A team consisting of a physicist, his wife, a young female psychic and the only survivor of the previous visit are sent to the notorious Hell House to prove/disprove survival after death. ... See full summary »
The radiation from a fallen satellite might have caused the recently deceased to rise from the grave and seek the living to use as food. This is the situation that a group of people penned up in an old farmhouse must deal with. Written by
Todd A. Bobenrieth <TAB146@PSUVM.EDU>
There were two trucks used in the film. The first one used in the beginning of the film would not start for the trek-to-the-gas-pump scenes and had to be replaced. Unfortunately, they forgot to break the headlights. See more »
During the body-eating scene, one of the zombies can be seen looking at the camera for just a split second before taking a bite out of the 'human flesh'. See more »
Well... the television said that's the right thing to do.
See more »
The credits play over still frames of the hunters dragging Ben out of the house with meat hooks. After the credits, there's a short scene of the hunters setting a pile of zombies on fire. See more »
Low budget, creepy and unique - legendary for a reason
This landmark 1968 horror-shocker is a great example of what can be done with a limited budget, a simple idea, and some dedicated and talented participants. Very nicely shot, mostly well acted, NOTLD grabs your attention from the very beginning to the very end - and what a classic end it is.

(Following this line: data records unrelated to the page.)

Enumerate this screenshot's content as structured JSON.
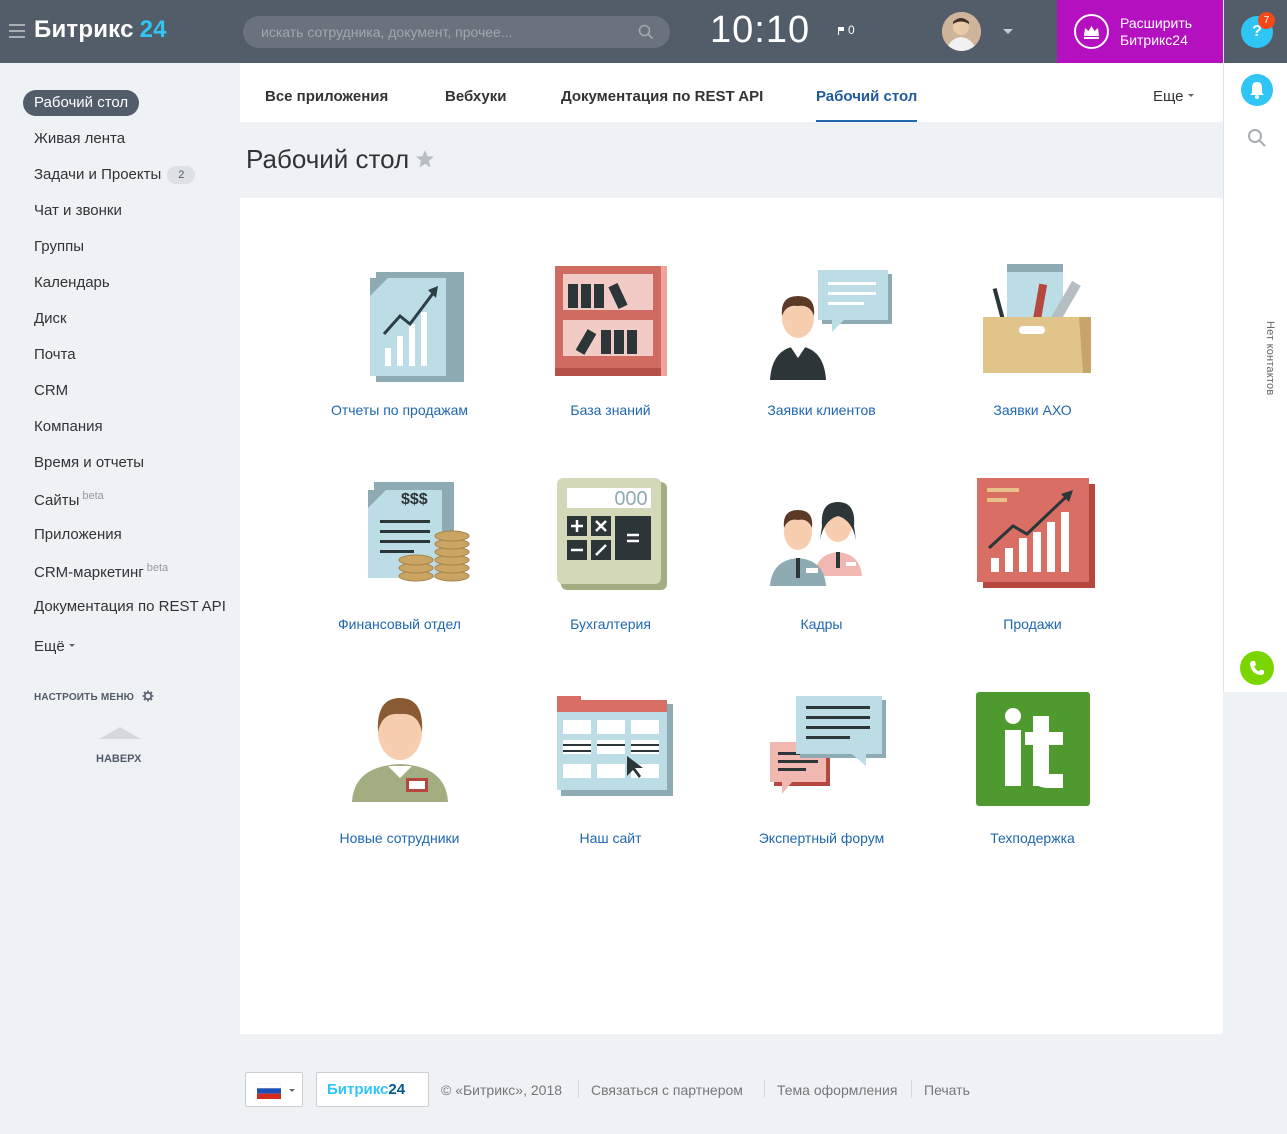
{
  "header": {
    "logo_main": "Битрикс",
    "logo_num": "24",
    "search_placeholder": "искать сотрудника, документ, прочее...",
    "clock": "10:10",
    "flag_count": "0",
    "upgrade_line1": "Расширить",
    "upgrade_line2": "Битрикс24"
  },
  "rail": {
    "help": "?",
    "help_badge": "7",
    "no_contacts": "Нет контактов"
  },
  "sidebar": {
    "items": [
      {
        "label": "Рабочий стол"
      },
      {
        "label": "Живая лента"
      },
      {
        "label": "Задачи и Проекты",
        "count": "2"
      },
      {
        "label": "Чат и звонки"
      },
      {
        "label": "Группы"
      },
      {
        "label": "Календарь"
      },
      {
        "label": "Диск"
      },
      {
        "label": "Почта"
      },
      {
        "label": "CRM"
      },
      {
        "label": "Компания"
      },
      {
        "label": "Время и отчеты"
      },
      {
        "label": "Сайты",
        "badge": "beta"
      },
      {
        "label": "Приложения"
      },
      {
        "label": "CRM-маркетинг",
        "badge": "beta"
      },
      {
        "label": "Документация по REST API"
      }
    ],
    "more": "Ещё",
    "configure": "НАСТРОИТЬ МЕНЮ",
    "up": "НАВЕРХ"
  },
  "tabs": {
    "items": [
      "Все приложения",
      "Вебхуки",
      "Документация по REST API",
      "Рабочий стол"
    ],
    "active": "Рабочий стол",
    "more": "Еще"
  },
  "page": {
    "title": "Рабочий стол"
  },
  "apps": [
    {
      "label": "Отчеты по продажам",
      "icon": "sales-report-icon"
    },
    {
      "label": "База знаний",
      "icon": "knowledge-base-icon"
    },
    {
      "label": "Заявки клиентов",
      "icon": "client-requests-icon"
    },
    {
      "label": "Заявки АХО",
      "icon": "aho-requests-icon"
    },
    {
      "label": "Финансовый отдел",
      "icon": "finance-icon"
    },
    {
      "label": "Бухгалтерия",
      "icon": "calculator-icon"
    },
    {
      "label": "Кадры",
      "icon": "hr-icon"
    },
    {
      "label": "Продажи",
      "icon": "sales-icon"
    },
    {
      "label": "Новые сотрудники",
      "icon": "new-employee-icon"
    },
    {
      "label": "Наш сайт",
      "icon": "website-icon"
    },
    {
      "label": "Экспертный форум",
      "icon": "forum-icon"
    },
    {
      "label": "Техподержка",
      "icon": "it-support-icon"
    }
  ],
  "footer": {
    "logo_main": "Битрикс",
    "logo_num": "24",
    "copyright": "© «Битрикс», 2018",
    "partner": "Связаться с партнером",
    "theme": "Тема оформления",
    "print": "Печать"
  }
}
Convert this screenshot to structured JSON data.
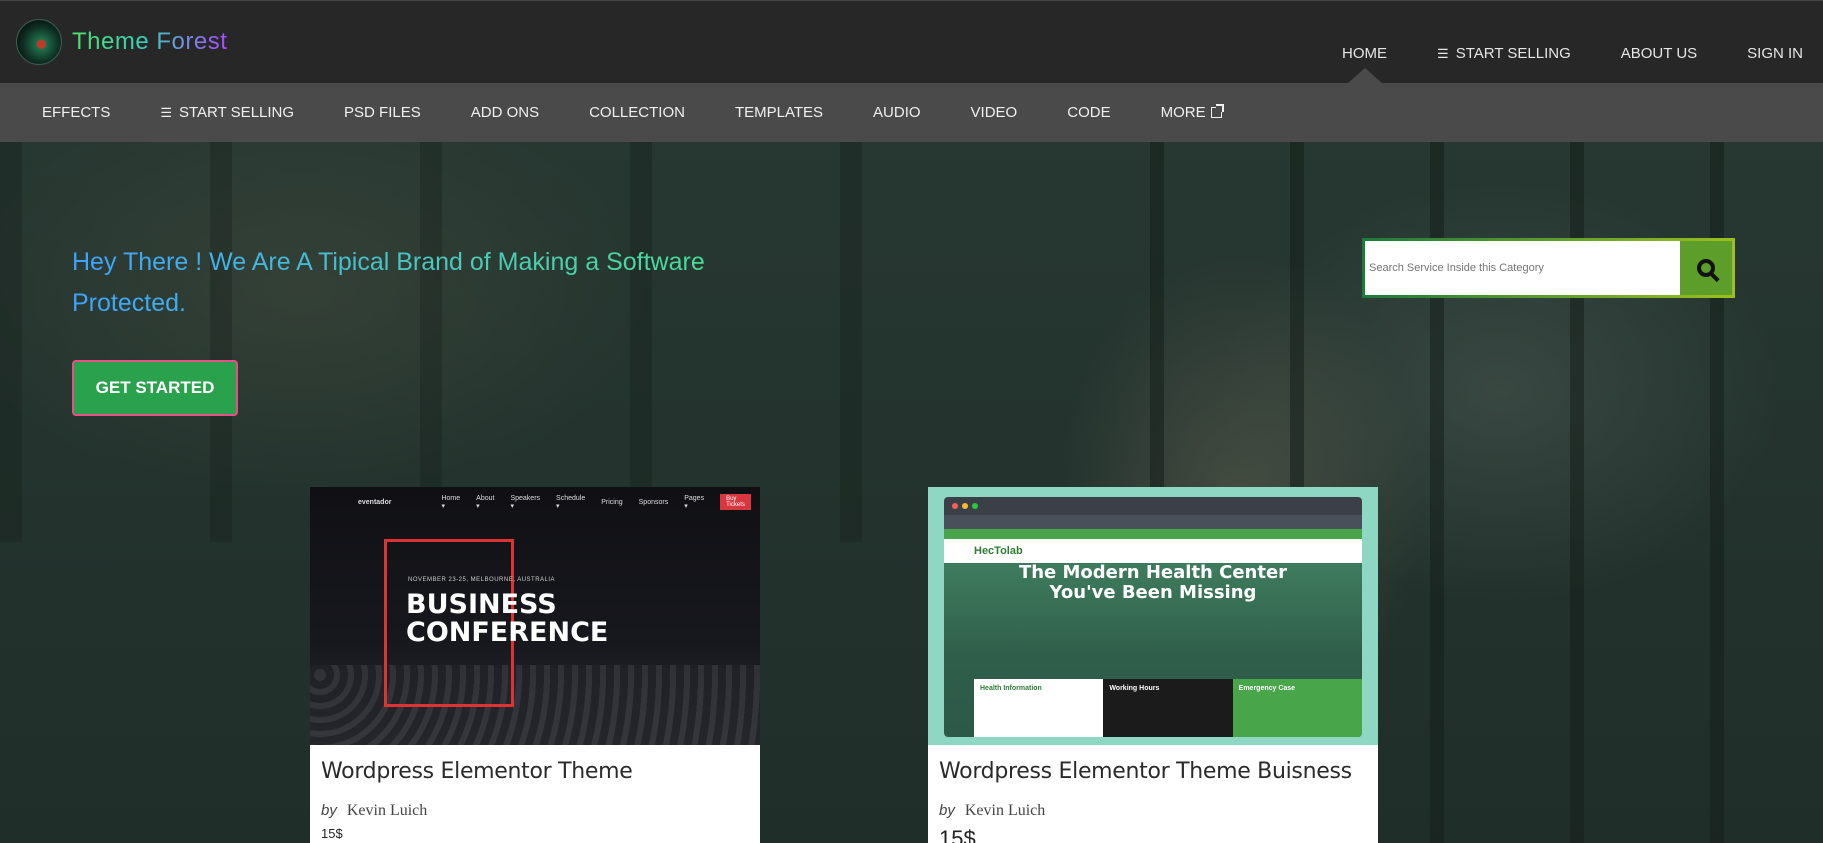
{
  "brand": {
    "name": "Theme Forest"
  },
  "top_nav": [
    {
      "label": "HOME",
      "active": true
    },
    {
      "label": "START SELLING",
      "icon": "menu-icon"
    },
    {
      "label": "ABOUT US"
    },
    {
      "label": "SIGN IN"
    }
  ],
  "sub_nav": [
    {
      "label": "EFFECTS"
    },
    {
      "label": "START SELLING",
      "icon": "menu-icon"
    },
    {
      "label": "PSD FILES"
    },
    {
      "label": "ADD ONS"
    },
    {
      "label": "COLLECTION"
    },
    {
      "label": "TEMPLATES"
    },
    {
      "label": "AUDIO"
    },
    {
      "label": "VIDEO"
    },
    {
      "label": "CODE"
    },
    {
      "label": "MORE",
      "icon": "external-link-icon"
    }
  ],
  "hero": {
    "headline": "Hey There ! We Are A Tipical Brand of Making a Software Protected.",
    "cta_label": "GET STARTED"
  },
  "search": {
    "placeholder": "Search Service Inside this Category",
    "value": ""
  },
  "cards": [
    {
      "title": "Wordpress Elementor Theme",
      "by": "by",
      "author": "Kevin Luich",
      "price": "15$",
      "thumb": {
        "logo": "eventador",
        "nav": [
          "Home ▾",
          "About ▾",
          "Speakers ▾",
          "Schedule ▾",
          "Pricing",
          "Sponsors",
          "Pages ▾"
        ],
        "pill": "Buy Tickets",
        "date": "NOVEMBER 23-25, MELBOURNE, AUSTRALIA",
        "title_line1": "BUSINESS",
        "title_line2": "CONFERENCE"
      }
    },
    {
      "title": "Wordpress Elementor Theme Buisness",
      "by": "by",
      "author": "Kevin Luich",
      "price": "15$",
      "thumb": {
        "logo": "HecTolab",
        "title_line1": "The Modern Health Center",
        "title_line2": "You've Been Missing",
        "panel1": "Health Information",
        "panel2": "Working Hours",
        "panel3": "Emergency Case"
      }
    }
  ],
  "colors": {
    "topbar": "#272727",
    "subnav": "#4a4a4a",
    "cta": "#2aa14c",
    "cta_border": "#e7508b",
    "search_btn": "#5d9e2a"
  }
}
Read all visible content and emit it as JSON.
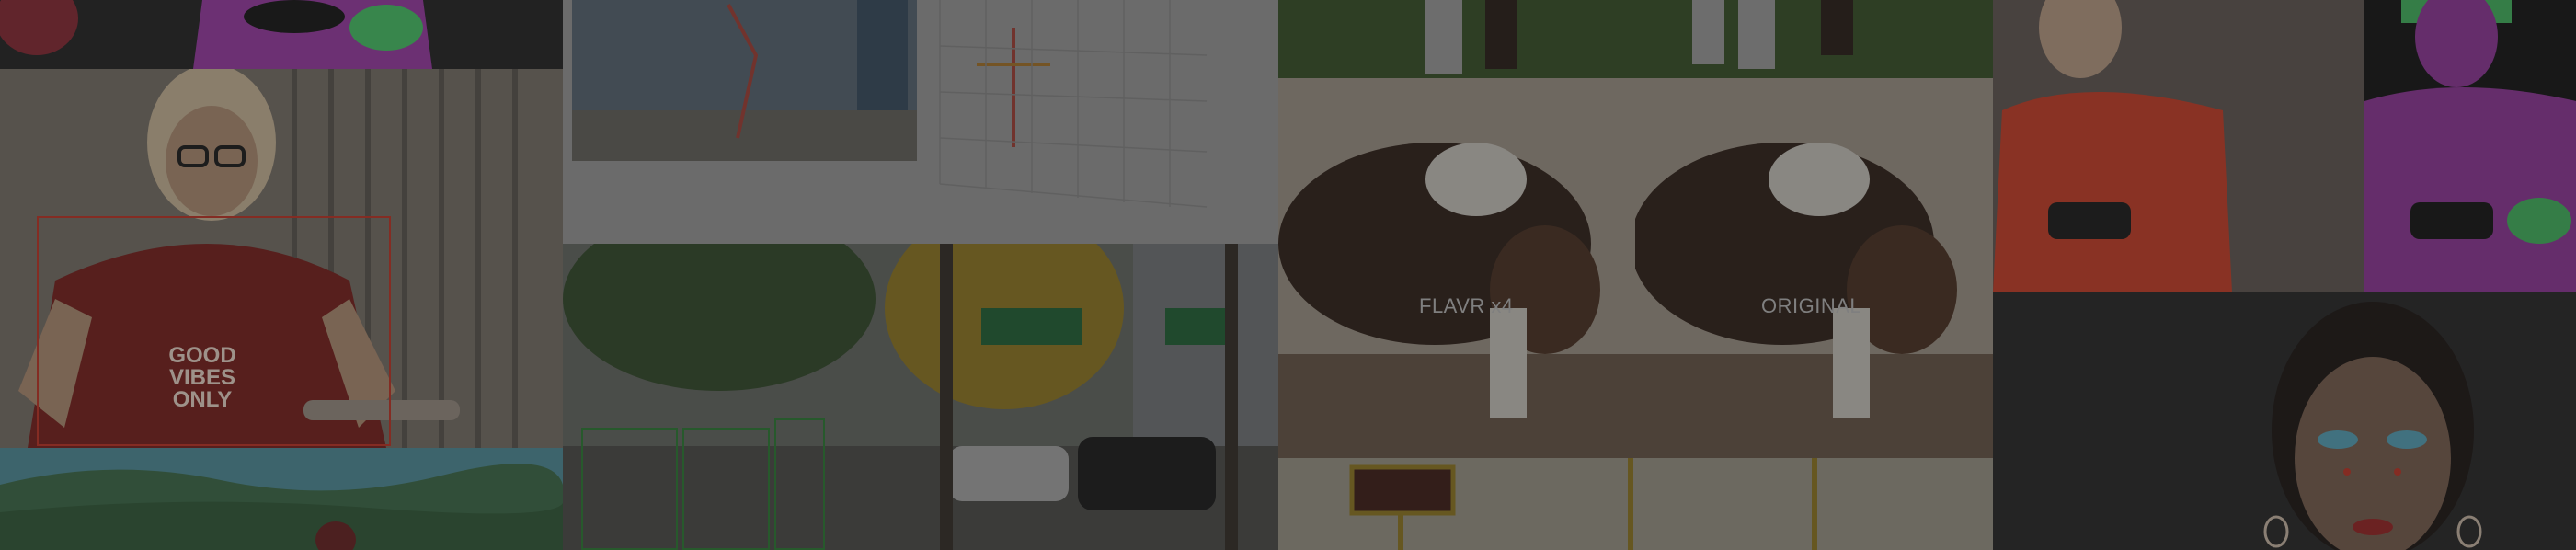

The story begins with Barbara (Judith O'Dea) and her brother visiting the grave of a friend of their mother, and takes off almost immediately, as they are attacked by a horde of cannibalistic zombies. Narrowly escaping, but losing her emotional balance in the process, Barbara escapes to a house a bit farther down the road where she meets Ben (Duane Jones), the hero of the film. They discover a family with a sick little girl and a young couple in the basement of the house and they all get to work barricading themselves in and preparing weapons and other defenses. The rest of the story concerns the group dynamics between these survivors as the dead close in on their refuge, the story of what is going on in the rest of the USA - revealed through TV reportage and radio broadcasts, and sheer survival. The human side of this film is an interesting and accurate character study concerning what happens to people whose very lives are threatened.
The horror of this film is, unlike a lot of its recent descendants, less a matter of blood and gore than a matter of the real active horror of realistically depicted scenes of murder, death and cannibalism. Though the black and white footage involving blood and gore is certainly effective, there may not be quite enough of it for today's average horror fan. The photographic techniques of this film are innovative and powerful - showing just enough of the sheer hideousness of the film's basic concepts to disturb viewers, but not enough to allow them to detach from the film's protagonists.
I strongly recommend this film to anybody interested in the art of film making, and to those who enjoy the horror genre, though it is hard to imagine any serious horror fan who hasn't already seen this.
108 of 123 people found this review helpful.
Was this review helpful to you?